Among the entries below, how many lines contain the string "Planned"? Only the number, please.

Stored data:
* * * *

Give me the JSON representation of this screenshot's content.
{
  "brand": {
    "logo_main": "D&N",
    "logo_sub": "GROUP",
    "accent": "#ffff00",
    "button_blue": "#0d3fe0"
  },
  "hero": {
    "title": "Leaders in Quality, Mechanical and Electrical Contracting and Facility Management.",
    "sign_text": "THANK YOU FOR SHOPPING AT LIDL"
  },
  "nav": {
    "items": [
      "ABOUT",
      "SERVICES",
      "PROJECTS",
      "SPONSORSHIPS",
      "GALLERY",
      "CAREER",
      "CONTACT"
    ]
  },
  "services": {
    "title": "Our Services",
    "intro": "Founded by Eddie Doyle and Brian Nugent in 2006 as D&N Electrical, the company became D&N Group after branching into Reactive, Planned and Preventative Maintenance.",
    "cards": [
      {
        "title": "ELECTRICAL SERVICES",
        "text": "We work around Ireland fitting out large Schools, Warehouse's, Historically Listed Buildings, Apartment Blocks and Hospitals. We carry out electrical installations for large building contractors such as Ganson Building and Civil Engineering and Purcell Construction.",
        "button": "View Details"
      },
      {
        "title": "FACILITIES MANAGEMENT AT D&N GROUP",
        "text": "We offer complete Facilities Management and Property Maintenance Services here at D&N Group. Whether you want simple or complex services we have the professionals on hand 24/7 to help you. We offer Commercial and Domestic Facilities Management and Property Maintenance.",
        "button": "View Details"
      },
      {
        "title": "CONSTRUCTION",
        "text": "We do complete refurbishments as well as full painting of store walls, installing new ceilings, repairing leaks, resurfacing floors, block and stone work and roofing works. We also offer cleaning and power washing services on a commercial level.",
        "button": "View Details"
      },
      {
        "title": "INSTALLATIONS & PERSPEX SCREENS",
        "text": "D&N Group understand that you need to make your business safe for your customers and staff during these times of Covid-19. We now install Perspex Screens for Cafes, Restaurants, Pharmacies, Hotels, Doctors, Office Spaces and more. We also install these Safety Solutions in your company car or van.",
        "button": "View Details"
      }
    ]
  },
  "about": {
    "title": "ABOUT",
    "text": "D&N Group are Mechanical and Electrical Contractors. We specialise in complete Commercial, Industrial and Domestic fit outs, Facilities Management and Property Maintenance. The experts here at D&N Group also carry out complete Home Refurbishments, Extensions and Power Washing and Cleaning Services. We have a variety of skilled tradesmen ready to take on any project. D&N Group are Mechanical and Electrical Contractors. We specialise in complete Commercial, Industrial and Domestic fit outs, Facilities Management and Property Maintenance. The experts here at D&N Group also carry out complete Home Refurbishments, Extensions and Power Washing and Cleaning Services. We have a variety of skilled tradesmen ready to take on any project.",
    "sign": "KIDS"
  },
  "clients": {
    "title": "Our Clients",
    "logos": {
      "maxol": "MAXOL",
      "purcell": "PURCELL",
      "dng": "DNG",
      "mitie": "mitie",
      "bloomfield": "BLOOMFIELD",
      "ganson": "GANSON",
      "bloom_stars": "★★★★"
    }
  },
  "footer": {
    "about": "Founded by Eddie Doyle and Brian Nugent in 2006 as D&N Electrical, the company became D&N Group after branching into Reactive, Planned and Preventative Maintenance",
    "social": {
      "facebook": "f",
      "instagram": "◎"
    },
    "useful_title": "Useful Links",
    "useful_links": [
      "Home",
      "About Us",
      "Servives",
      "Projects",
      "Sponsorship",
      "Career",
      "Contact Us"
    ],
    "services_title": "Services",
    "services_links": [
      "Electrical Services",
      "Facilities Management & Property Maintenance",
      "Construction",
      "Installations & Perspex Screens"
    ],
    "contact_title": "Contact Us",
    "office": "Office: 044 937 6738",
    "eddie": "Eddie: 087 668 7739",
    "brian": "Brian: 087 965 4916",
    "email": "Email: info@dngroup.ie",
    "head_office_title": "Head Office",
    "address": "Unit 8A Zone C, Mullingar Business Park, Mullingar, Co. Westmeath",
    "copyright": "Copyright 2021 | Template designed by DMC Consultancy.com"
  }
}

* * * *

*Problem solution*
2